======== SOURCE INFORMATION ========

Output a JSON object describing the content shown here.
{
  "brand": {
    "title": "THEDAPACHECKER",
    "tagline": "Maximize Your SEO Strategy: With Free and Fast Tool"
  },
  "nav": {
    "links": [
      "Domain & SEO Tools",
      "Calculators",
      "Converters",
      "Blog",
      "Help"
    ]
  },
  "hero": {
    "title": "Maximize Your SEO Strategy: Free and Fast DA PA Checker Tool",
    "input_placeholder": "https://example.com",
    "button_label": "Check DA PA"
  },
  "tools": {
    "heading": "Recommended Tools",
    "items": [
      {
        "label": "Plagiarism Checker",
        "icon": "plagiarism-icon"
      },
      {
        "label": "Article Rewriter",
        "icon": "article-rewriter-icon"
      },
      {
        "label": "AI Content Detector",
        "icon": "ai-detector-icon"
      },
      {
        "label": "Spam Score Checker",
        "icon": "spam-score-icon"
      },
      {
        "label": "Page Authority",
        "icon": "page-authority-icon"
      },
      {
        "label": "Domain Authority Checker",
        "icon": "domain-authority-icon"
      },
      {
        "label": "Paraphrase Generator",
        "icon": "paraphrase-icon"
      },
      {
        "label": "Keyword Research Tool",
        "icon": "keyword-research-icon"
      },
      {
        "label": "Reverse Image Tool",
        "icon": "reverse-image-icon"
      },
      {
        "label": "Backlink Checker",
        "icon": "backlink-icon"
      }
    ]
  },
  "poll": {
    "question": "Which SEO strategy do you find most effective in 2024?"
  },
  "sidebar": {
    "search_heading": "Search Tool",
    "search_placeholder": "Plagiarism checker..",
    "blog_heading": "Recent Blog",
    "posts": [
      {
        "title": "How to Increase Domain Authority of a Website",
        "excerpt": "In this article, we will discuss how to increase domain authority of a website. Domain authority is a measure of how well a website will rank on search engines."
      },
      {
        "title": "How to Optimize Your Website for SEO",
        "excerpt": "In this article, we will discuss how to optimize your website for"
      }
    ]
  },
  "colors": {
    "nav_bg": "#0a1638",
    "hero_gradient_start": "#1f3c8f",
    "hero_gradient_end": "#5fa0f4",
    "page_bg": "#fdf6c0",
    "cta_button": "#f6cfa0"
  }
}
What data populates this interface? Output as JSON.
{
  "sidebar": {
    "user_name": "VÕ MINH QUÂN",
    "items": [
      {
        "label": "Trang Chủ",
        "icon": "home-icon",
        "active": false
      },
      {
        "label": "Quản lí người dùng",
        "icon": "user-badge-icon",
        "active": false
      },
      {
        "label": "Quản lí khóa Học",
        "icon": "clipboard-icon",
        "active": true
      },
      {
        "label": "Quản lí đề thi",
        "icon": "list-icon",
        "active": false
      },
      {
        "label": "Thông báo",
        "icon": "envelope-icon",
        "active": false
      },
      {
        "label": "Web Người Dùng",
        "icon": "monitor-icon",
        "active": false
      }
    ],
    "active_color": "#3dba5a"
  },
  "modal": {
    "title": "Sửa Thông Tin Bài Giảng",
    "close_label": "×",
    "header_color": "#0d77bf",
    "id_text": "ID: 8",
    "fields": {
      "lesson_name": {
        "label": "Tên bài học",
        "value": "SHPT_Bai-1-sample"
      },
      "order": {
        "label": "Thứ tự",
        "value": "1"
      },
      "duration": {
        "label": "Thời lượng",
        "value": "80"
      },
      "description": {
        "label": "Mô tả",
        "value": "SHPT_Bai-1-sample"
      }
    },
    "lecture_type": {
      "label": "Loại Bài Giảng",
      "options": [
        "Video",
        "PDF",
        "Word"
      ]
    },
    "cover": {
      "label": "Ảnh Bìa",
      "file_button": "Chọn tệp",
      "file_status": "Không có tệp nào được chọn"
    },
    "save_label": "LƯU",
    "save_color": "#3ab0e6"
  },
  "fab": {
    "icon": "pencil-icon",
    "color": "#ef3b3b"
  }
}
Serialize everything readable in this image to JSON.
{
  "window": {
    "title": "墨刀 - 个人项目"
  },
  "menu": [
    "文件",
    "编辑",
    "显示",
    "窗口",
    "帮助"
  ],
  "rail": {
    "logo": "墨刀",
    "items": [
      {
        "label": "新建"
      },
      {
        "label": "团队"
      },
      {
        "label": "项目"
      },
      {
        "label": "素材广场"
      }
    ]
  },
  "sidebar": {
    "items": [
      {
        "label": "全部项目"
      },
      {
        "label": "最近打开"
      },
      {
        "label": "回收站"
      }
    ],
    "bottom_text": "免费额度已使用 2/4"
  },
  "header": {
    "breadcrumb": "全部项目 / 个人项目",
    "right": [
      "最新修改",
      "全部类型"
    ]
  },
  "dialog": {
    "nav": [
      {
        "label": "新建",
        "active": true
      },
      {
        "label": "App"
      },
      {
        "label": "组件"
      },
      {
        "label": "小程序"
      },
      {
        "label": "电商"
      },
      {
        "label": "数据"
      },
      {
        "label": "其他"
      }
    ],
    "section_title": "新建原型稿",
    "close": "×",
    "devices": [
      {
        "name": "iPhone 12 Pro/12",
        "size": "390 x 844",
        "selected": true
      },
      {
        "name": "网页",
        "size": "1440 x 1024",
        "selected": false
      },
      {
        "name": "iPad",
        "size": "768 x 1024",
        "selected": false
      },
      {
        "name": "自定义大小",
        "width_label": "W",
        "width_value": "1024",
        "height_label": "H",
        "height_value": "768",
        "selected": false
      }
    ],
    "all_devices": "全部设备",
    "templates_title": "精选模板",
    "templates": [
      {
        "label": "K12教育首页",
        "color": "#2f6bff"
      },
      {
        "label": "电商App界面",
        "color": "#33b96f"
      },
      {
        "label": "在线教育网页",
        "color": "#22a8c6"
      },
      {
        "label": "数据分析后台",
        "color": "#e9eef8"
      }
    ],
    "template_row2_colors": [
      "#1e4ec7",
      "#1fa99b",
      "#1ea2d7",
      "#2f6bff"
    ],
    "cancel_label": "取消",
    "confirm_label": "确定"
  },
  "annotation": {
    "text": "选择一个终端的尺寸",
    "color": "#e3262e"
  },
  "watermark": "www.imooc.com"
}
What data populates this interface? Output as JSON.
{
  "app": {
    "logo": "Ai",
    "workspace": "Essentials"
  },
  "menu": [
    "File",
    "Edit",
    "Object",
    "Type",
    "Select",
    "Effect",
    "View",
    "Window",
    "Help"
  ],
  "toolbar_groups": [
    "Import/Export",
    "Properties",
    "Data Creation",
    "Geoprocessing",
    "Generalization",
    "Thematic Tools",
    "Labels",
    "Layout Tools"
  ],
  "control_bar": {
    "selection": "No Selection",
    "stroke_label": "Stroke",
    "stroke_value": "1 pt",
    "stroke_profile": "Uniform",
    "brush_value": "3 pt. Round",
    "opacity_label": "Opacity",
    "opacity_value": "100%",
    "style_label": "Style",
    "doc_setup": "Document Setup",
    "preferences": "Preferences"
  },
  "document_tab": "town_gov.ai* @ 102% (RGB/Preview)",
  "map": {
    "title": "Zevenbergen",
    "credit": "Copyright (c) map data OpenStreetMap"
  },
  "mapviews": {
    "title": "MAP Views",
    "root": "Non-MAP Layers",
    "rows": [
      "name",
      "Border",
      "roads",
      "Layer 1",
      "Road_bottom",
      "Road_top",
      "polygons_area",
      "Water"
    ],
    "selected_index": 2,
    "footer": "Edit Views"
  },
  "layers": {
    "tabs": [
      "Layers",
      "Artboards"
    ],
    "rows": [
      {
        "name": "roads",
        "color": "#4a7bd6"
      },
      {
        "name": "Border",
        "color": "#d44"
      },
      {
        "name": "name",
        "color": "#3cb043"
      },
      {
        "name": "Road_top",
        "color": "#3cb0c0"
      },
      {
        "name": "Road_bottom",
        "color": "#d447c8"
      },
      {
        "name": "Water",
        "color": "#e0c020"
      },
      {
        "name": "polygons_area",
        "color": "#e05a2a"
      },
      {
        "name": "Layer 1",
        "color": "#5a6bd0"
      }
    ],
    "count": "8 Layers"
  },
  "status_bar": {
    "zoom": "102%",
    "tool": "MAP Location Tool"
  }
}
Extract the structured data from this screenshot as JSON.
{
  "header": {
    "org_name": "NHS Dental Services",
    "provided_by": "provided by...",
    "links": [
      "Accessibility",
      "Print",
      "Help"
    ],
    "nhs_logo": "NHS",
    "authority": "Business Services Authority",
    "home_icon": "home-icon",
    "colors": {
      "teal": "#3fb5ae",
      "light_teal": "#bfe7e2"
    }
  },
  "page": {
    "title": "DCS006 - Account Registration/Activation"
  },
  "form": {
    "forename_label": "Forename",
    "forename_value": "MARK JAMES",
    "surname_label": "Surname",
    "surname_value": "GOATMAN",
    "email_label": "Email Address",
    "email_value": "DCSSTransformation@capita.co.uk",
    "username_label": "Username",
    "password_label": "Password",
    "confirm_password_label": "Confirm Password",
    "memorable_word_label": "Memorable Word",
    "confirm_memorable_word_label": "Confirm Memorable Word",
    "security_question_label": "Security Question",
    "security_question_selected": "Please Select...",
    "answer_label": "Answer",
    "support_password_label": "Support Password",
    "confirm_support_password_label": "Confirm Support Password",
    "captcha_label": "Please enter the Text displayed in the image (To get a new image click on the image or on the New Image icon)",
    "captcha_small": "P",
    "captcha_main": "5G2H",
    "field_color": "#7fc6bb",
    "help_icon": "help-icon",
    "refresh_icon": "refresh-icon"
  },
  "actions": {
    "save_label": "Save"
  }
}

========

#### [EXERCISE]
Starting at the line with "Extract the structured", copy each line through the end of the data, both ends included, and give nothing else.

#### [SOLVED EXERCISE]
Extract the structured data from this screenshot as JSON.
{
  "header": {
    "org_name": "NHS Dental Services",
    "provided_by": "provided by...",
    "links": [
      "Accessibility",
      "Print",
      "Help"
    ],
    "nhs_logo": "NHS",
    "authority": "Business Services Authority",
    "home_icon": "home-icon",
    "colors": {
      "teal": "#3fb5ae",
      "light_teal": "#bfe7e2"
    }
  },
  "page": {
    "title": "DCS006 - Account Registration/Activation"
  },
  "form": {
    "forename_label": "Forename",
    "forename_value": "MARK JAMES",
    "surname_label": "Surname",
    "surname_value": "GOATMAN",
    "email_label": "Email Address",
    "email_value": "DCSSTransformation@capita.co.uk",
    "username_label": "Username",
    "password_label": "Password",
    "confirm_password_label": "Confirm Password",
    "memorable_word_label": "Memorable Word",
    "confirm_memorable_word_label": "Confirm Memorable Word",
    "security_question_label": "Security Question",
    "security_question_selected": "Please Select...",
    "answer_label": "Answer",
    "support_password_label": "Support Password",
    "confirm_support_password_label": "Confirm Support Password",
    "captcha_label": "Please enter the Text displayed in the image (To get a new image click on the image or on the New Image icon)",
    "captcha_small": "P",
    "captcha_main": "5G2H",
    "field_color": "#7fc6bb",
    "help_icon": "help-icon",
    "refresh_icon": "refresh-icon"
  },
  "actions": {
    "save_label": "Save"
  }
}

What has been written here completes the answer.